__EXERCISE OBJECTIVE__
Narrow the data below down to the lines containing "subtitle".
+++ INFORMATION GIVEN
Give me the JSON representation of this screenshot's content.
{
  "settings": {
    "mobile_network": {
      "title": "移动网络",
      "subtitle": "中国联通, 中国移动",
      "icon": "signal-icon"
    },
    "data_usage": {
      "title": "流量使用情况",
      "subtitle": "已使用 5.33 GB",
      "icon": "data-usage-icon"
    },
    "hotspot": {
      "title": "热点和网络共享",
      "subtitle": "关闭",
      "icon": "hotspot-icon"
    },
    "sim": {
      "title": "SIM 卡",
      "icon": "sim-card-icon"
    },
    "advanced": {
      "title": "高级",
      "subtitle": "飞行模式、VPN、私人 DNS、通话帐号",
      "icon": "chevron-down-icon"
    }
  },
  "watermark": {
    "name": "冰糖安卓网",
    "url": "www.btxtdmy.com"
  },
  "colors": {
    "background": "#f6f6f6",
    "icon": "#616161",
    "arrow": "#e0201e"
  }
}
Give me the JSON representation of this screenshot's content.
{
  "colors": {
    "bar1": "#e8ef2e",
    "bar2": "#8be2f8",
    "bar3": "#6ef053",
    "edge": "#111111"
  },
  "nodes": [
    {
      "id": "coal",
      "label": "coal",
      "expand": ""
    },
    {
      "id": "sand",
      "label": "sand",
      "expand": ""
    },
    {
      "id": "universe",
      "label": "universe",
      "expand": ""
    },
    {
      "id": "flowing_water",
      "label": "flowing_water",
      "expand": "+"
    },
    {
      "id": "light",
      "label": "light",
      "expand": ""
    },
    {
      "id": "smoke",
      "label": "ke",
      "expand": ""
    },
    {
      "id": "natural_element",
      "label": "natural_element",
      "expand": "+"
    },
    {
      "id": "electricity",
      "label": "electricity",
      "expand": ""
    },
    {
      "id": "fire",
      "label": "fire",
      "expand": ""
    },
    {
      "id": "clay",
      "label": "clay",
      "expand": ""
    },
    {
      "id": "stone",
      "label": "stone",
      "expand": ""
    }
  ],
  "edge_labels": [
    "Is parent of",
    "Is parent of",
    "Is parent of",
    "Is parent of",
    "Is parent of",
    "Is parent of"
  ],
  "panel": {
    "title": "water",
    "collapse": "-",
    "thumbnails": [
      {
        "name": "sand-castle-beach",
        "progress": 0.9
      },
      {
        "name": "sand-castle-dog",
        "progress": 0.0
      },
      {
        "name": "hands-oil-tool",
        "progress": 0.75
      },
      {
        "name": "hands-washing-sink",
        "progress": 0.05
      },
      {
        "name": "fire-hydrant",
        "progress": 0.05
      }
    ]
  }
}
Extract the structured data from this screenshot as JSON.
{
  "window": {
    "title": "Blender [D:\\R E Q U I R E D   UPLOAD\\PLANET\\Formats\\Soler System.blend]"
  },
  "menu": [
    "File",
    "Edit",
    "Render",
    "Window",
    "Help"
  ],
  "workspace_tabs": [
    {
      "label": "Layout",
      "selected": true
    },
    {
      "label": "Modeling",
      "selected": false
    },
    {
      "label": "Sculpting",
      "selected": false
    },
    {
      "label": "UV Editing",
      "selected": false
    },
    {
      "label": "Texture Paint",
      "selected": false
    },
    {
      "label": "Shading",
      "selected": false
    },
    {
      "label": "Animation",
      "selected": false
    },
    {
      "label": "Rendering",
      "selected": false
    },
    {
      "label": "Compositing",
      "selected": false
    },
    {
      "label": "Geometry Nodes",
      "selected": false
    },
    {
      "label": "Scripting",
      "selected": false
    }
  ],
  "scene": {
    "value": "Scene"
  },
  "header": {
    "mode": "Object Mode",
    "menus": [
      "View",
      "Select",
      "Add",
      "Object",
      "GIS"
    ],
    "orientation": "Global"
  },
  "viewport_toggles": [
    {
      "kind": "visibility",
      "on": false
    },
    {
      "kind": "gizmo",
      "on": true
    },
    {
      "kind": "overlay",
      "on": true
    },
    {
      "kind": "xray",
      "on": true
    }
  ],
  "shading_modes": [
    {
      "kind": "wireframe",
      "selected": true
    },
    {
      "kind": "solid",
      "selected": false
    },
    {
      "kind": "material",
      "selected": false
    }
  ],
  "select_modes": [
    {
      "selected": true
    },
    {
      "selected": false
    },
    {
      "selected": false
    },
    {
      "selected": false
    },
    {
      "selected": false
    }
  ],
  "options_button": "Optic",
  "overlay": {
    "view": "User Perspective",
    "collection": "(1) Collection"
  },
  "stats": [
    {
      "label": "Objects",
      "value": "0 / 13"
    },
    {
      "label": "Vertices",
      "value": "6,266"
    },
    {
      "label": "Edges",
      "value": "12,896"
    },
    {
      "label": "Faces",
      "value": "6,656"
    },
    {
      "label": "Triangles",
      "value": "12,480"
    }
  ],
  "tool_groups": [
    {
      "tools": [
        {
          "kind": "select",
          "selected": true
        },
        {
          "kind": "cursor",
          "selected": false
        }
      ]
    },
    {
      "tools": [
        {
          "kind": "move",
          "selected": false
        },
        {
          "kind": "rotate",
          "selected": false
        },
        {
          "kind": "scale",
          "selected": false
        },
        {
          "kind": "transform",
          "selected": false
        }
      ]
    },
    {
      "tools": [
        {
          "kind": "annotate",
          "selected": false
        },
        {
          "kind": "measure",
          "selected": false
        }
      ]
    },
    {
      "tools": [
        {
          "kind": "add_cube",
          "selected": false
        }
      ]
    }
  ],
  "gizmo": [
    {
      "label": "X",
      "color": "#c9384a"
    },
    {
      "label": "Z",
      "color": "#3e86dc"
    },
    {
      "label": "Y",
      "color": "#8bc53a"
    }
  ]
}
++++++
__RESULT OF THIS TASK__
      "subtitle": "中国联通, 中国移动",
      "subtitle": "已使用 5.33 GB",
      "subtitle": "关闭",
      "subtitle": "飞行模式、VPN、私人 DNS、通话帐号",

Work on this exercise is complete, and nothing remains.